The Cost of Not Doing Wellness
Some employers are still somewhat skeptical about why they should consider wellness. After all, if people don’t want to take care of themselves it’s their problem, right? It’s not your responsibility to watch over your employee’s lifestyle choices. Although there is some truth in that perspective, there is strong evidence that you may have a vested interest in what they do.
Let’s look at what it may be costing you to not do wellness. For instance, how much does it cost you when someone…
- Calls in sick?
- Takes disability?
- Needs a week off for knee replacement surgery?
- Suffers a stroke?
Whether you’re a large employer or small, when people are unhealthy it costs you, and the unhealthier they get, the higher the cost. Insurance premiums aside, illness-related loss of productivity is already costing you even before you look at whether or not your premiums have gone up.
Investing in wellness programs makes financial sense partly because it can impact health care claims, but ESPECIALLY because it will improve productivity and morale. A Wellness Councils of America (Welcoa) report estimates that savings generated from productivity improvements resulting from wellness programs can be 2 to 4 TIMES the annual healthcare cost for the group. Read that again: the $$ you can generate in productivity improvements from wellness initiatives can be 2 to 4 times greater than what you are currently spending as a group on your health care plan.
Where will these savings will come from?
- Fewer sick days (absenteeism)
- Fewer sick-at-work days (presenteeism)
- Reduction in disability claims
- Improvements in task efficiency
- Engaged, healthy employees working harder (read the bit about the Hewitt study below)
Also, an interesting analysis by Hewitt in 2004 showed that companies with sustained double-digit growth are the ones with the highest employee engagement. The employees who are more likely to exert discretionary effort (i.e. going above and beyond) are the same who agree with statements such as, “I love my company,” “I love my boss,” and “I love my job.”
In a nutshell, the genuine efforts you make to improve your employees’ lives will pay back big time.
If you need to build a case for the importance of doing wellness, here’s the most important statistic: 74% of health care claims are directly linked to poor lifestyle habits.1 (what is this 1 referencing?) This means that 74% of your claims could have been totally avoided if people were healthier. That could certainly help your premiums!
Still not convinced that wellness is a good idea? Or perhaps you need some numbers to build a case to present to your management team?
Johnson & Johnson:
- Since 1995, the percentage of Johnson & Johnson employees who smoke has dropped by more than two-thirds.
- The number who have high blood pressure or who are physically inactive also has declined by more than half.
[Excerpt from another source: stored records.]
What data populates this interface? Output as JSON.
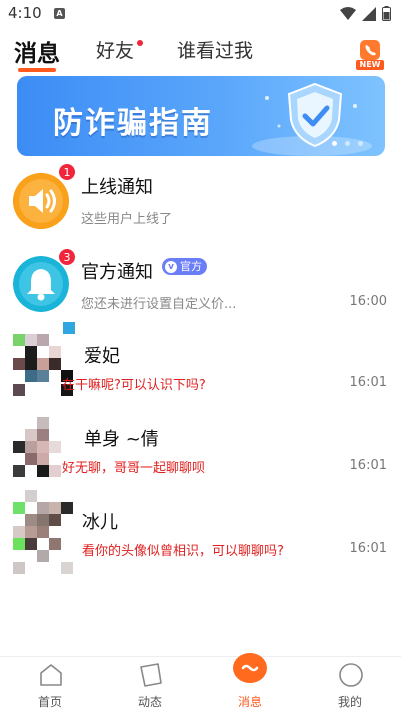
{
  "status_bar": {
    "time": "4:10",
    "notif_letter": "A"
  },
  "top_tabs": [
    {
      "label": "消息",
      "active": true
    },
    {
      "label": "好友",
      "has_dot": true
    },
    {
      "label": "谁看过我"
    }
  ],
  "call_button": {
    "badge": "NEW",
    "icon": "phone-icon"
  },
  "banner": {
    "title": "防诈骗指南",
    "icon": "shield-check-icon",
    "pages": 3,
    "current_page": 1
  },
  "messages": [
    {
      "name": "上线通知",
      "preview": "这些用户上线了",
      "time": "",
      "badge": "1",
      "avatar": "speaker-icon"
    },
    {
      "name": "官方通知",
      "tag": "官方",
      "preview": "您还未进行设置自定义价...",
      "time": "16:00",
      "badge": "3",
      "avatar": "bell-icon"
    },
    {
      "name": "爱妃",
      "preview": "在干嘛呢?可以认识下吗?",
      "time": "16:01"
    },
    {
      "name": "单身 ~倩",
      "preview": "好无聊，哥哥一起聊聊呗",
      "time": "16:01"
    },
    {
      "name": "冰儿",
      "preview": "看你的头像似曾相识，可以聊聊吗?",
      "time": "16:01"
    }
  ],
  "bottom_nav": [
    {
      "label": "首页",
      "icon": "home-icon"
    },
    {
      "label": "动态",
      "icon": "feed-icon"
    },
    {
      "label": "消息",
      "icon": "message-icon",
      "active": true
    },
    {
      "label": "我的",
      "icon": "profile-icon"
    }
  ],
  "colors": {
    "accent": "#ff5a1f",
    "badge": "#f0263c",
    "preview_red": "#e02020",
    "official_tag": "#6a7ef7"
  }
}
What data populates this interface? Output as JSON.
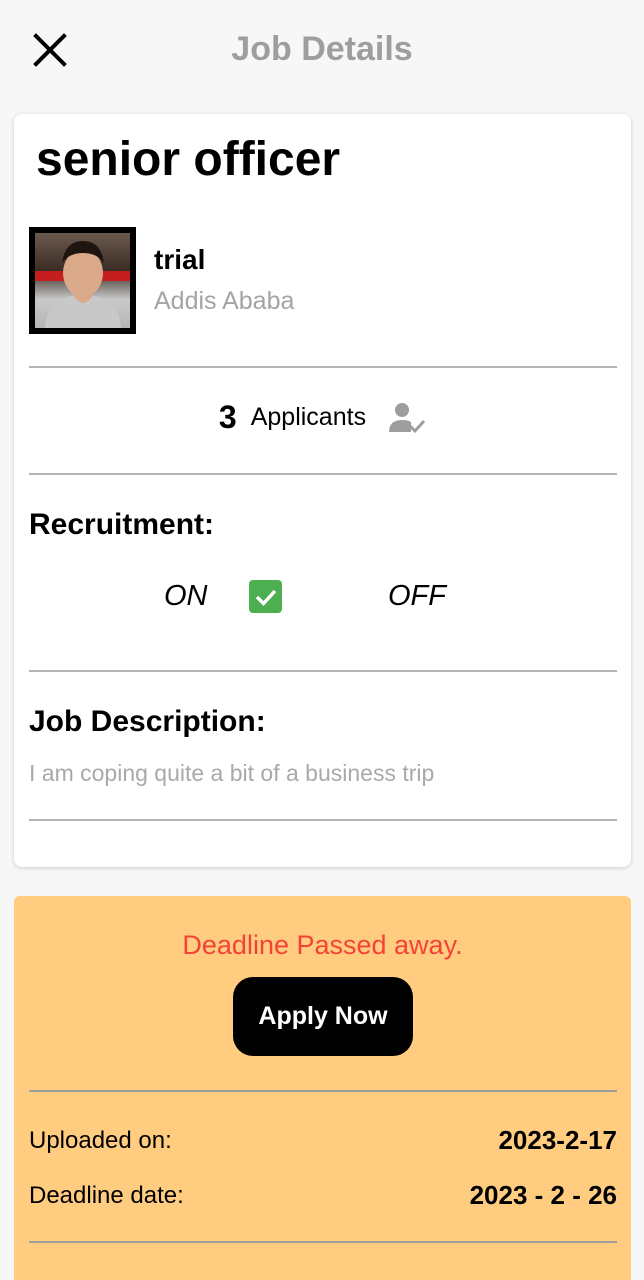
{
  "appbar": {
    "title": "Job Details",
    "close_icon": "close-icon"
  },
  "job": {
    "title": "senior officer"
  },
  "company": {
    "name": "trial",
    "location": "Addis Ababa"
  },
  "applicants": {
    "count": "3",
    "label": "Applicants",
    "icon": "person-check-icon"
  },
  "recruitment": {
    "heading": "Recruitment:",
    "on_label": "ON",
    "off_label": "OFF",
    "checked": true
  },
  "description": {
    "heading": "Job Description:",
    "text": "I am coping quite a bit of a business trip"
  },
  "status": {
    "message": "Deadline Passed away.",
    "apply_label": "Apply Now"
  },
  "dates": {
    "uploaded_label": "Uploaded on:",
    "uploaded_value": "2023-2-17",
    "deadline_label": "Deadline date:",
    "deadline_value": "2023 - 2 - 26"
  },
  "colors": {
    "background": "#f7f7f7",
    "panel": "#ffcc80",
    "error": "#f44336",
    "check": "#4caf50",
    "muted": "#9e9e9e"
  }
}
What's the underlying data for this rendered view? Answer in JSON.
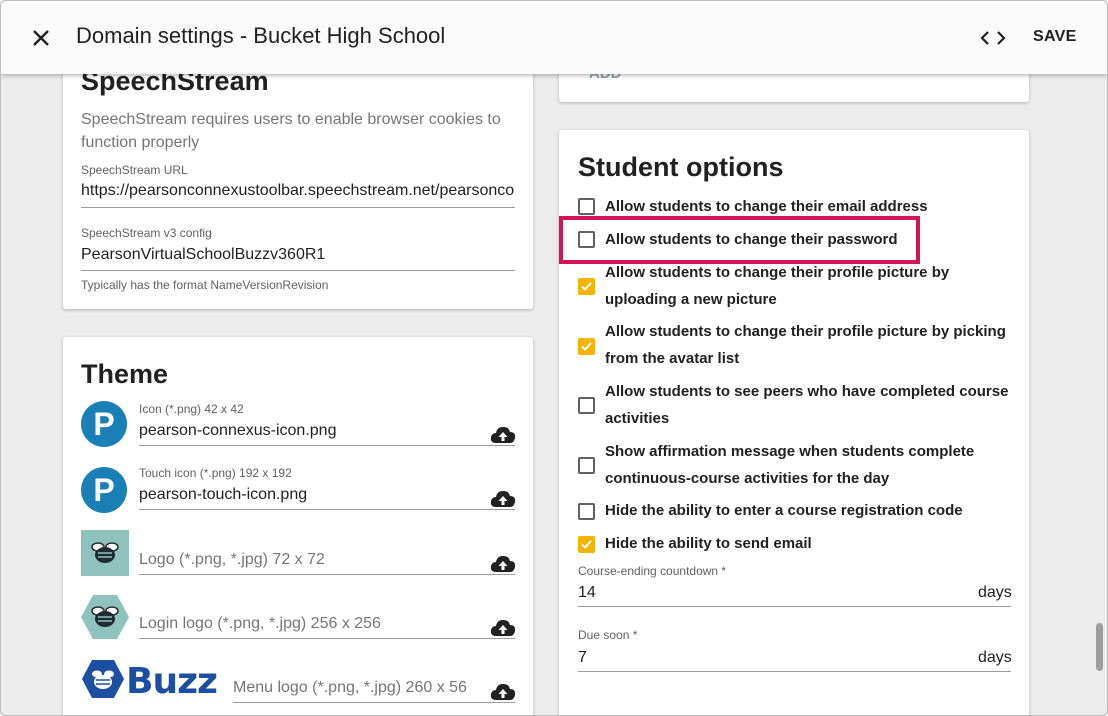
{
  "header": {
    "title": "Domain settings - Bucket High School",
    "save_label": "SAVE"
  },
  "top_right_card": {
    "add_label": "ADD"
  },
  "speechstream": {
    "heading": "SpeechStream",
    "description_line1": "SpeechStream requires users to enable browser cookies to",
    "description_line2": "function properly",
    "url_label": "SpeechStream URL",
    "url_value": "https://pearsonconnexustoolbar.speechstream.net/pearsonco",
    "config_label": "SpeechStream v3 config",
    "config_value": "PearsonVirtualSchoolBuzzv360R1",
    "config_hint": "Typically has the format NameVersionRevision"
  },
  "theme": {
    "heading": "Theme",
    "icon_label": "Icon (*.png) 42 x 42",
    "icon_value": "pearson-connexus-icon.png",
    "touch_label": "Touch icon (*.png) 192 x 192",
    "touch_value": "pearson-touch-icon.png",
    "logo_placeholder": "Logo (*.png, *.jpg) 72 x 72",
    "login_logo_placeholder": "Login logo (*.png, *.jpg) 256 x 256",
    "menu_logo_placeholder": "Menu logo (*.png, *.jpg) 260 x 56",
    "menu_logo_text": "Buzz",
    "pearson_letter": "P"
  },
  "student_options": {
    "heading": "Student options",
    "options": [
      {
        "label": "Allow students to change their email address",
        "checked": false
      },
      {
        "label": "Allow students to change their password",
        "checked": false
      },
      {
        "label_line1": "Allow students to change their profile picture by",
        "label_line2": "uploading a new picture",
        "checked": true
      },
      {
        "label_line1": "Allow students to change their profile picture by picking",
        "label_line2": "from the avatar list",
        "checked": true
      },
      {
        "label_line1": "Allow students to see peers who have completed course",
        "label_line2": "activities",
        "checked": false
      },
      {
        "label_line1": "Show affirmation message when students complete",
        "label_line2": "continuous-course activities for the day",
        "checked": false
      },
      {
        "label": "Hide the ability to enter a course registration code",
        "checked": false
      },
      {
        "label": "Hide the ability to send email",
        "checked": true
      }
    ],
    "countdown_label": "Course-ending countdown *",
    "countdown_value": "14",
    "countdown_unit": "days",
    "due_soon_label": "Due soon *",
    "due_soon_value": "7",
    "due_soon_unit": "days"
  },
  "colors": {
    "accent": "#f5b400",
    "highlight": "#d4145a",
    "pearson_blue": "#1a7fb5",
    "buzz_blue": "#1c4fa1",
    "logo_bg": "#8fc1bd"
  },
  "icons": [
    "close-icon",
    "code-icon",
    "upload-icon",
    "checkbox-icon",
    "pearson-logo-icon",
    "bee-logo-icon"
  ]
}
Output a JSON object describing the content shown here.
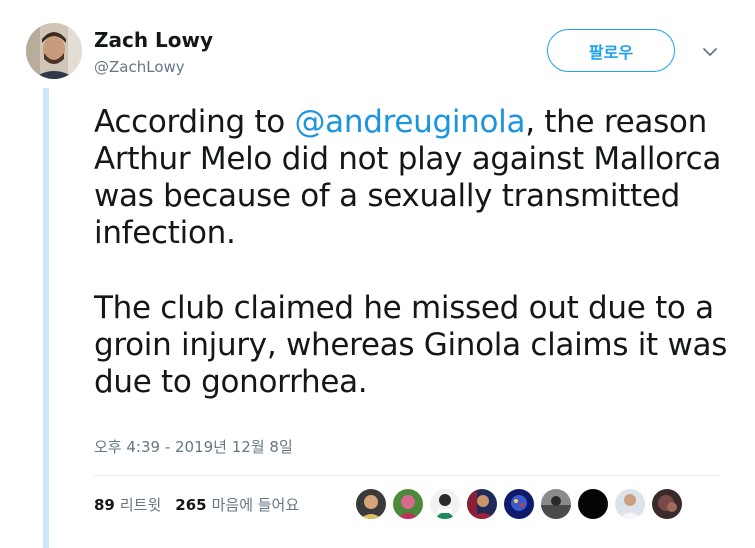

- J&J’s leaders estimate that wellness programs have cumulatively saved the company $250 million on health care costs over the past decade.
- From 2002 to 2008, the return was $2.71 for every dollar spent.
MD Anderson Cancer Center:
- In 2001, they created a workers’ compensation and injury care unit staffed by a physician and a nurse case manager.
- Within six years, lost work days declined by 80% and modified-duty days by 64%.
- Cost savings totaled $1.5 million and workers’ comp insurance premiums declined by 50%.
A study by Towers Watson and the National Business Group on Health:
- Organizations with highly effective wellness programs report 9% voluntary attrition vs. 15% for those with low effectiveness.
- At the Biltmore tourism enterprise, voluntary attrition was 9% in 2009, down from 19% in 2005.
- The Biltmore’s director of benefits reports, “Employees who participate in our wellness programs do not leave.”
- Nelnet asks in exit interviews what departing employees will miss most. The number one answer: the wellness program.
Two doctors (Drs. Milani & Lavie) studied the effect of providing cardiac rehabilitation and exercise to a group of 185 workers and their spouses. The participants were not heart patients, but they received cardiac rehabilitation and exercise training from an expert team.
- 57% of people identified as high-risk at the beginning of the study (according to body fat, blood pressure, anxiety, and other measures) were converted to low-risk status by the end of the six-month program.
- Medical claim costs declined by $1,421 per participant.
- A control group showed no such improvements.
- Every dollar invested in the program yielded $6 in health care savings.
Source: Berry, L.L., Mirabito A.M. & Baun W.B., What’s the Hard Return on Employee Wellness Programs? Harvard Business Review, December, 2010.